Thursday, February 16, 2012

Ghost Stories


In a recent issue of THE NEW YORKER, in a review of a new collection of M.R. James' stories, Anthony Lane quotes Virginia Woolf as saying, "it is pleasant to to be afraid when we are conscious that we are in no kind of danger." This was a quote from a longer essay by Woolf entitled " The Supernatural in Fiction."

This quote explains to me why some people are able to read and watch ghost or horror stories without feeling threatened. Part of their brain tells them that they are safe. They have a certain detachment from the goings on.

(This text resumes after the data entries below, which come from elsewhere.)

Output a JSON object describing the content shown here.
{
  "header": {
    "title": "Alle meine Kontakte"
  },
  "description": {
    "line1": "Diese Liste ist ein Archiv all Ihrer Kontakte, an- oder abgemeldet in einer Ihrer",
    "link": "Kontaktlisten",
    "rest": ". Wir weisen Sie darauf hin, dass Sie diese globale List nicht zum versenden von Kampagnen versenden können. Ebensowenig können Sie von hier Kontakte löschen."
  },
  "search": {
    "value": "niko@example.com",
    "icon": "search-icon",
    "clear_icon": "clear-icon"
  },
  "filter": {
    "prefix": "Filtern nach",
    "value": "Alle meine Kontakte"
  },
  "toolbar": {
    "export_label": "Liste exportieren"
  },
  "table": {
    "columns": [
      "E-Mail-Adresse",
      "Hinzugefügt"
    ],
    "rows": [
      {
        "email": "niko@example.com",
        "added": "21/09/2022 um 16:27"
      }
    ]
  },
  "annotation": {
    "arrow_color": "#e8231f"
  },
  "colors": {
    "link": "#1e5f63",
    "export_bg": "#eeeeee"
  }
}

It is not like this for me. If the story is well done, I cannot tell myself that because my entire brain believes I am in danger like the people in the story.

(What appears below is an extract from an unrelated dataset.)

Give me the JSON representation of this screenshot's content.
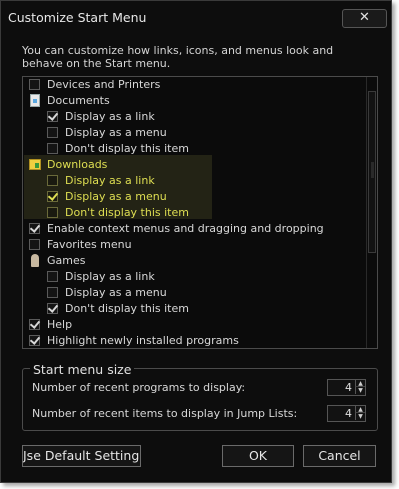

How is it for you? Are you able to step outside the story? Can you watch or read it without feeling threatened?

18 comments:

Heath Lowrance said...

If it's well-done, then I have no problem with turning off the logical part of my brain and allowing myself to get caught up in the creepiness. I enjoy it. The fact that I obviously don't believe in ghosts and what-not becomes irrelevant. I take it you don't enjoy being spooked?

pattinase (abbott) said...

I have a lot of trouble at a movie. I can read a book more easily but nothing in my brain reminds me that I am safe. I am swept away like one of the characters.

George said...

My brain works more like Virgina Woolf's. I can read Poe and M. R. James and not get freaked-out. But movies are a different story. No matter how many times I watch ALIEN, I'm still antsy as Sigourney Weaver and the alien play their cat-and-mouse games.

F.T. Bradley: said...

If the story is good enough, I'm completely there. Books more so than movies.

I don't like horror movies, though. Blood, guts, zombies--not my deal. I like the threat to be psychological instead.

Charles Gramlich said...

I've written and read so many horror stories by now that I don't think I can completely let myself go into that world. I do get creeped out at times. Can't remember the last time a book really kind of scared me. It's easier for me to recognize the basic unreality of a movie than of a book so they don't have as much impact.

Ron Scheer said...

Never mind books and movies. I can get spooked by my own imagination.

Naomi Johnson said...

I love suspense. Can't watch horror films unless they're really old with poor special effects.

Erik Donald France said...

Nothing creeps me out more than a good mob film or series -- when things can turn on a dime from "status quo" to ultra-violence. Very little else stirs unease in me quite like that. Maybe Boys Don't Cry and The Last King of Scotland.

David Cranmer said...

I've always been able to step outside the story, Patti. Not sure if that's a good thing if you wanna enjoy the tale to the fullest.

pattinase (abbott) said...

I think I would enjoy it more if I wasn't so ensnared. I can never watch BOYS DON"T CRY again. Devastating.

John said...

It's rare that a ghost story or anything involving the supernatural in fiction will affect me. What really gets me is the horror of what real people are capable of, especially sadistic cruelty. I can't read books about rape or child abuse anymore for very personal reasons. And movies like A Clockwork Orange, Shoot the Moon (mentioned this one before) and Hotel Rwanda left me numb the first time I saw them. I can't ever re-veiw them.

pattinase (abbott) said...

Real and imagined horror scare me.

Margot Kinberg said...

Patti - Interesting question as ever. I generally don't have a problem staying outside a story in terms of feeling threatened. I can get drawn in in terms of caring deeply about the characters, though...

Todd Mason said...

The experience of horror in art is a controlled dose, compared to the experience of horror in unfiltered life, whether in literature or drama or the visual arts or music. Horror is about dealing with the ultimate facts of life, which is that it will be taken from us, and those around us...and it does so more immediately than any other mode in art, even realistic suspense, since horror can play with archetypes and metaphors that hook even more deeply into our psyches.

I remain impressed that you, Patti, find film in a theater so much more immediate than literature, which in turn is more engaging than drama on television. How does suspense or horror "live" theater grab you? Do the less eye-fooling conventions of the stage make it more removed/controlled?

Todd Mason said...

So, I feel empathy for characters in well-drawn situations. I feel the frisson when faced with good art in this mode.

pattinase (abbott) said...

I have only seen a few "scary" plays but visual images are more scary to me than reading about them. The scariest play I saw was WAIT UNTIL DARK, I think.

Todd Mason said...

The notion that horror is just blood and guts is silly. There are no kinder words for it, though plenty of stronger ones. One might as well say that all westerns are shootouts on the street.

Todd Mason said...

I remember how good my high-school friend Steven Durost was in an amateur production of "The Black Cat", the Poe story as playlet. Even with typical hesitancy and such from those around him, his talent and commitment as the besieged murderer carried the day. I've only seen a little "legit" theater devoted to suspense or horror, too, but that was memorable.